Problem details: Please reproduce each line of the data below exactly as shown.

★ ★ ★ ★

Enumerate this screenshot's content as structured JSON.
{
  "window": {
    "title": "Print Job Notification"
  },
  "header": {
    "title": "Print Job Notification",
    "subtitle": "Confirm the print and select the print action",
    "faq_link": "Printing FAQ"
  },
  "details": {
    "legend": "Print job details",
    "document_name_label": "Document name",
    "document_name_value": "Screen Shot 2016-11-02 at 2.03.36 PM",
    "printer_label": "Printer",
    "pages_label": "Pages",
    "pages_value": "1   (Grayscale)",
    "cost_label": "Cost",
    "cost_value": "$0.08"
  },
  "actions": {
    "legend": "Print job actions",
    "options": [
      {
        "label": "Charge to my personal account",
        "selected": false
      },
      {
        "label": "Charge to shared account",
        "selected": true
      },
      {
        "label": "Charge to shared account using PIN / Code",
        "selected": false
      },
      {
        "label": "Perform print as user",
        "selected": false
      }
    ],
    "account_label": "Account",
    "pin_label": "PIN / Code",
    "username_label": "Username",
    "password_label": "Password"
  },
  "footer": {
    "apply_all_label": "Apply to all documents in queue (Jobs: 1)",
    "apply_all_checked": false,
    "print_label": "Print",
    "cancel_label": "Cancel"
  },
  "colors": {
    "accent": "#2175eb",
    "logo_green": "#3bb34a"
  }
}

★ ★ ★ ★

Answer section:
Enumerate this screenshot's content as structured JSON.
{
  "window": {
    "title": "Print Job Notification"
  },
  "header": {
    "title": "Print Job Notification",
    "subtitle": "Confirm the print and select the print action",
    "faq_link": "Printing FAQ"
  },
  "details": {
    "legend": "Print job details",
    "document_name_label": "Document name",
    "document_name_value": "Screen Shot 2016-11-02 at 2.03.36 PM",
    "printer_label": "Printer",
    "pages_label": "Pages",
    "pages_value": "1   (Grayscale)",
    "cost_label": "Cost",
    "cost_value": "$0.08"
  },
  "actions": {
    "legend": "Print job actions",
    "options": [
      {
        "label": "Charge to my personal account",
        "selected": false
      },
      {
        "label": "Charge to shared account",
        "selected": true
      },
      {
        "label": "Charge to shared account using PIN / Code",
        "selected": false
      },
      {
        "label": "Perform print as user",
        "selected": false
      }
    ],
    "account_label": "Account",
    "pin_label": "PIN / Code",
    "username_label": "Username",
    "password_label": "Password"
  },
  "footer": {
    "apply_all_label": "Apply to all documents in queue (Jobs: 1)",
    "apply_all_checked": false,
    "print_label": "Print",
    "cancel_label": "Cancel"
  },
  "colors": {
    "accent": "#2175eb",
    "logo_green": "#3bb34a"
  }
}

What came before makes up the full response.